- **Requirement**
Every record must be copied exactly. Leave nothing out.

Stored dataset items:

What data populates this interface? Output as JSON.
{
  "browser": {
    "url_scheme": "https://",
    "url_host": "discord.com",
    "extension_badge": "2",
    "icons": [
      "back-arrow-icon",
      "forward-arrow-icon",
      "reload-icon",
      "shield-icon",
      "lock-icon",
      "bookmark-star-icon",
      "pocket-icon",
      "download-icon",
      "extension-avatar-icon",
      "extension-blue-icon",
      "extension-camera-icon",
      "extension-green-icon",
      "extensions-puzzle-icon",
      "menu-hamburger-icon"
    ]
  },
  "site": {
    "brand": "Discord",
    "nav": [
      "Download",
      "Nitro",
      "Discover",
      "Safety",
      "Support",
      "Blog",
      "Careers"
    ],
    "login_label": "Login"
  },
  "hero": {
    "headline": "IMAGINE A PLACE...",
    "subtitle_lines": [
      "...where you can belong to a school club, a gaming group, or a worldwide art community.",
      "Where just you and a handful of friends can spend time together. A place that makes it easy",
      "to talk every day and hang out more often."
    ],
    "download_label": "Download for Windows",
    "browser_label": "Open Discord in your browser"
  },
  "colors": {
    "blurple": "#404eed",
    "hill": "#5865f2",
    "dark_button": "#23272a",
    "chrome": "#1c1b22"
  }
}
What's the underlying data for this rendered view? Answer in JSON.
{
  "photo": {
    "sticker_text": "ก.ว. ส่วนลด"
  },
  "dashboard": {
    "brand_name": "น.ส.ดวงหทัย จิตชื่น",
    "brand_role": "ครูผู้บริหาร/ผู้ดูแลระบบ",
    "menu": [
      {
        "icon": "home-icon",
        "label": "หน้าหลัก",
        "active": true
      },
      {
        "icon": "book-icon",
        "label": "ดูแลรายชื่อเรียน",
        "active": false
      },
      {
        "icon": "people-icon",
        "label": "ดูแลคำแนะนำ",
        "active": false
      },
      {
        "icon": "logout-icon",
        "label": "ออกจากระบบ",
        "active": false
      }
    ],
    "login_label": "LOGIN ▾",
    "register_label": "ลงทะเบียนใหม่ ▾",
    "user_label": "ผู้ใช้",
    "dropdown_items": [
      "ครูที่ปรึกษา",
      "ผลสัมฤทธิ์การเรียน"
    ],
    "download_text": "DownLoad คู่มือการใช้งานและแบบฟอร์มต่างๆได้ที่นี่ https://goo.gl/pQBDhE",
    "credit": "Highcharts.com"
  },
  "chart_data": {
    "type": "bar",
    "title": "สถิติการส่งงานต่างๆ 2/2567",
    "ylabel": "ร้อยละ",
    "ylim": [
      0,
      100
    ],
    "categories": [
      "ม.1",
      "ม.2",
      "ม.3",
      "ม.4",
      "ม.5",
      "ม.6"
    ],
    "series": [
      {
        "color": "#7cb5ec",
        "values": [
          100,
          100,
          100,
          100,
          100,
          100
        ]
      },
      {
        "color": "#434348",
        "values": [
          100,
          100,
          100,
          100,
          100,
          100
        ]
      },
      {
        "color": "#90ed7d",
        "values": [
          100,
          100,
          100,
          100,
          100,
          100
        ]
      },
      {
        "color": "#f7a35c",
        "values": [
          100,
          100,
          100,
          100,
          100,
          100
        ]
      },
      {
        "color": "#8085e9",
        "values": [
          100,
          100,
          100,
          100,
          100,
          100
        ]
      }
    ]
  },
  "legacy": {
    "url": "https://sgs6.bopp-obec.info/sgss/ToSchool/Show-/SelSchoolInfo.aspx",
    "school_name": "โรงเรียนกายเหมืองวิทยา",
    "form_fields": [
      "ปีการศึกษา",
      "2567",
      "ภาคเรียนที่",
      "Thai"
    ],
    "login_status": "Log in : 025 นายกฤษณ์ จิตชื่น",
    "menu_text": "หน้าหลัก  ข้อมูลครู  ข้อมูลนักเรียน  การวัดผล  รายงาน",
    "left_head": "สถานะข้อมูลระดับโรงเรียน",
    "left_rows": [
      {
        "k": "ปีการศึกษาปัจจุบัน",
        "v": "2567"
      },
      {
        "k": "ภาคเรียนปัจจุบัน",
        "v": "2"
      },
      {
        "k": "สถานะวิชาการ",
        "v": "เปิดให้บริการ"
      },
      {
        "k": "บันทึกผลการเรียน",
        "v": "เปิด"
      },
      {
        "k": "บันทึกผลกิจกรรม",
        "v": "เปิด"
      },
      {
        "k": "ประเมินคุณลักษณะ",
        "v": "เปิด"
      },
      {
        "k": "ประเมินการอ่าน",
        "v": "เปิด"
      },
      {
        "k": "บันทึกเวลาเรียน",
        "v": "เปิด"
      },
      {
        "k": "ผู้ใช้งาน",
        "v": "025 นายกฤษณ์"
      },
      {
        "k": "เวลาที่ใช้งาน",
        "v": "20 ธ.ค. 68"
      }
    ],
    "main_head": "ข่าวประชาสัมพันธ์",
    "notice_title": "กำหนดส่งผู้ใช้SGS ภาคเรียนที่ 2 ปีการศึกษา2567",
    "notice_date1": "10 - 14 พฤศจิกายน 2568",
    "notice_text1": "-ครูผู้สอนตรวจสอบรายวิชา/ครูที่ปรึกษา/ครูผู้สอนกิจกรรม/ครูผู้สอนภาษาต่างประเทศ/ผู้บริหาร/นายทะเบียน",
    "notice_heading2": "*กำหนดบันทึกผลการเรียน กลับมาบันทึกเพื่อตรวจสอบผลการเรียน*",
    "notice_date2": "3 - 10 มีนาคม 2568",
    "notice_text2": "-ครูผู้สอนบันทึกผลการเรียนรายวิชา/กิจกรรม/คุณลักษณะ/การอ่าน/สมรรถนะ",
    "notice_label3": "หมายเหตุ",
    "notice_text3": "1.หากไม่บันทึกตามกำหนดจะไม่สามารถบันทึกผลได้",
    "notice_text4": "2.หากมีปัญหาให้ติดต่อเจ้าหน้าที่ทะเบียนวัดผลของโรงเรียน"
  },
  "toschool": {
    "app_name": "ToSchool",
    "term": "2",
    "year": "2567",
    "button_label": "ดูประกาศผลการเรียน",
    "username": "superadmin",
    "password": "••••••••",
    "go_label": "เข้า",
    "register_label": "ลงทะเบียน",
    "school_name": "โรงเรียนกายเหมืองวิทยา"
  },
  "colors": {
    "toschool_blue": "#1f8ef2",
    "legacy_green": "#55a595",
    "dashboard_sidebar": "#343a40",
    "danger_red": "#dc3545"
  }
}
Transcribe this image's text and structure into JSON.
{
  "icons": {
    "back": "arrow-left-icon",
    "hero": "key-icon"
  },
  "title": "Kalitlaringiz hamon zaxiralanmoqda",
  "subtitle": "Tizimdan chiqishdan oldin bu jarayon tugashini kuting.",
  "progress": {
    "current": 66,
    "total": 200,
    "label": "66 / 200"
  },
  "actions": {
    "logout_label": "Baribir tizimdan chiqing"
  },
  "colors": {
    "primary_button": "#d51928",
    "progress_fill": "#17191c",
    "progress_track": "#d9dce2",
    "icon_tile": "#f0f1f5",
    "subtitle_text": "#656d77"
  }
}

- **Result of this exercise**
What data populates this interface? Output as JSON.
{
  "browser": {
    "url_scheme": "https://",
    "url_host": "discord.com",
    "extension_badge": "2",
    "icons": [
      "back-arrow-icon",
      "forward-arrow-icon",
      "reload-icon",
      "shield-icon",
      "lock-icon",
      "bookmark-star-icon",
      "pocket-icon",
      "download-icon",
      "extension-avatar-icon",
      "extension-blue-icon",
      "extension-camera-icon",
      "extension-green-icon",
      "extensions-puzzle-icon",
      "menu-hamburger-icon"
    ]
  },
  "site": {
    "brand": "Discord",
    "nav": [
      "Download",
      "Nitro",
      "Discover",
      "Safety",
      "Support",
      "Blog",
      "Careers"
    ],
    "login_label": "Login"
  },
  "hero": {
    "headline": "IMAGINE A PLACE...",
    "subtitle_lines": [
      "...where you can belong to a school club, a gaming group, or a worldwide art community.",
      "Where just you and a handful of friends can spend time together. A place that makes it easy",
      "to talk every day and hang out more often."
    ],
    "download_label": "Download for Windows",
    "browser_label": "Open Discord in your browser"
  },
  "colors": {
    "blurple": "#404eed",
    "hill": "#5865f2",
    "dark_button": "#23272a",
    "chrome": "#1c1b22"
  }
}
What's the underlying data for this rendered view? Answer in JSON.
{
  "photo": {
    "sticker_text": "ก.ว. ส่วนลด"
  },
  "dashboard": {
    "brand_name": "น.ส.ดวงหทัย จิตชื่น",
    "brand_role": "ครูผู้บริหาร/ผู้ดูแลระบบ",
    "menu": [
      {
        "icon": "home-icon",
        "label": "หน้าหลัก",
        "active": true
      },
      {
        "icon": "book-icon",
        "label": "ดูแลรายชื่อเรียน",
        "active": false
      },
      {
        "icon": "people-icon",
        "label": "ดูแลคำแนะนำ",
        "active": false
      },
      {
        "icon": "logout-icon",
        "label": "ออกจากระบบ",
        "active": false
      }
    ],
    "login_label": "LOGIN ▾",
    "register_label": "ลงทะเบียนใหม่ ▾",
    "user_label": "ผู้ใช้",
    "dropdown_items": [
      "ครูที่ปรึกษา",
      "ผลสัมฤทธิ์การเรียน"
    ],
    "download_text": "DownLoad คู่มือการใช้งานและแบบฟอร์มต่างๆได้ที่นี่ https://goo.gl/pQBDhE",
    "credit": "Highcharts.com"
  },
  "chart_data": {
    "type": "bar",
    "title": "สถิติการส่งงานต่างๆ 2/2567",
    "ylabel": "ร้อยละ",
    "ylim": [
      0,
      100
    ],
    "categories": [
      "ม.1",
      "ม.2",
      "ม.3",
      "ม.4",
      "ม.5",
      "ม.6"
    ],
    "series": [
      {
        "color": "#7cb5ec",
        "values": [
          100,
          100,
          100,
          100,
          100,
          100
        ]
      },
      {
        "color": "#434348",
        "values": [
          100,
          100,
          100,
          100,
          100,
          100
        ]
      },
      {
        "color": "#90ed7d",
        "values": [
          100,
          100,
          100,
          100,
          100,
          100
        ]
      },
      {
        "color": "#f7a35c",
        "values": [
          100,
          100,
          100,
          100,
          100,
          100
        ]
      },
      {
        "color": "#8085e9",
        "values": [
          100,
          100,
          100,
          100,
          100,
          100
        ]
      }
    ]
  },
  "legacy": {
    "url": "https://sgs6.bopp-obec.info/sgss/ToSchool/Show-/SelSchoolInfo.aspx",
    "school_name": "โรงเรียนกายเหมืองวิทยา",
    "form_fields": [
      "ปีการศึกษา",
      "2567",
      "ภาคเรียนที่",
      "Thai"
    ],
    "login_status": "Log in : 025 นายกฤษณ์ จิตชื่น",
    "menu_text": "หน้าหลัก  ข้อมูลครู  ข้อมูลนักเรียน  การวัดผล  รายงาน",
    "left_head": "สถานะข้อมูลระดับโรงเรียน",
    "left_rows": [
      {
        "k": "ปีการศึกษาปัจจุบัน",
        "v": "2567"
      },
      {
        "k": "ภาคเรียนปัจจุบัน",
        "v": "2"
      },
      {
        "k": "สถานะวิชาการ",
        "v": "เปิดให้บริการ"
      },
      {
        "k": "บันทึกผลการเรียน",
        "v": "เปิด"
      },
      {
        "k": "บันทึกผลกิจกรรม",
        "v": "เปิด"
      },
      {
        "k": "ประเมินคุณลักษณะ",
        "v": "เปิด"
      },
      {
        "k": "ประเมินการอ่าน",
        "v": "เปิด"
      },
      {
        "k": "บันทึกเวลาเรียน",
        "v": "เปิด"
      },
      {
        "k": "ผู้ใช้งาน",
        "v": "025 นายกฤษณ์"
      },
      {
        "k": "เวลาที่ใช้งาน",
        "v": "20 ธ.ค. 68"
      }
    ],
    "main_head": "ข่าวประชาสัมพันธ์",
    "notice_title": "กำหนดส่งผู้ใช้SGS ภาคเรียนที่ 2 ปีการศึกษา2567",
    "notice_date1": "10 - 14 พฤศจิกายน 2568",
    "notice_text1": "-ครูผู้สอนตรวจสอบรายวิชา/ครูที่ปรึกษา/ครูผู้สอนกิจกรรม/ครูผู้สอนภาษาต่างประเทศ/ผู้บริหาร/นายทะเบียน",
    "notice_heading2": "*กำหนดบันทึกผลการเรียน กลับมาบันทึกเพื่อตรวจสอบผลการเรียน*",
    "notice_date2": "3 - 10 มีนาคม 2568",
    "notice_text2": "-ครูผู้สอนบันทึกผลการเรียนรายวิชา/กิจกรรม/คุณลักษณะ/การอ่าน/สมรรถนะ",
    "notice_label3": "หมายเหตุ",
    "notice_text3": "1.หากไม่บันทึกตามกำหนดจะไม่สามารถบันทึกผลได้",
    "notice_text4": "2.หากมีปัญหาให้ติดต่อเจ้าหน้าที่ทะเบียนวัดผลของโรงเรียน"
  },
  "toschool": {
    "app_name": "ToSchool",
    "term": "2",
    "year": "2567",
    "button_label": "ดูประกาศผลการเรียน",
    "username": "superadmin",
    "password": "••••••••",
    "go_label": "เข้า",
    "register_label": "ลงทะเบียน",
    "school_name": "โรงเรียนกายเหมืองวิทยา"
  },
  "colors": {
    "toschool_blue": "#1f8ef2",
    "legacy_green": "#55a595",
    "dashboard_sidebar": "#343a40",
    "danger_red": "#dc3545"
  }
}
Transcribe this image's text and structure into JSON.
{
  "icons": {
    "back": "arrow-left-icon",
    "hero": "key-icon"
  },
  "title": "Kalitlaringiz hamon zaxiralanmoqda",
  "subtitle": "Tizimdan chiqishdan oldin bu jarayon tugashini kuting.",
  "progress": {
    "current": 66,
    "total": 200,
    "label": "66 / 200"
  },
  "actions": {
    "logout_label": "Baribir tizimdan chiqing"
  },
  "colors": {
    "primary_button": "#d51928",
    "progress_fill": "#17191c",
    "progress_track": "#d9dce2",
    "icon_tile": "#f0f1f5",
    "subtitle_text": "#656d77"
  }
}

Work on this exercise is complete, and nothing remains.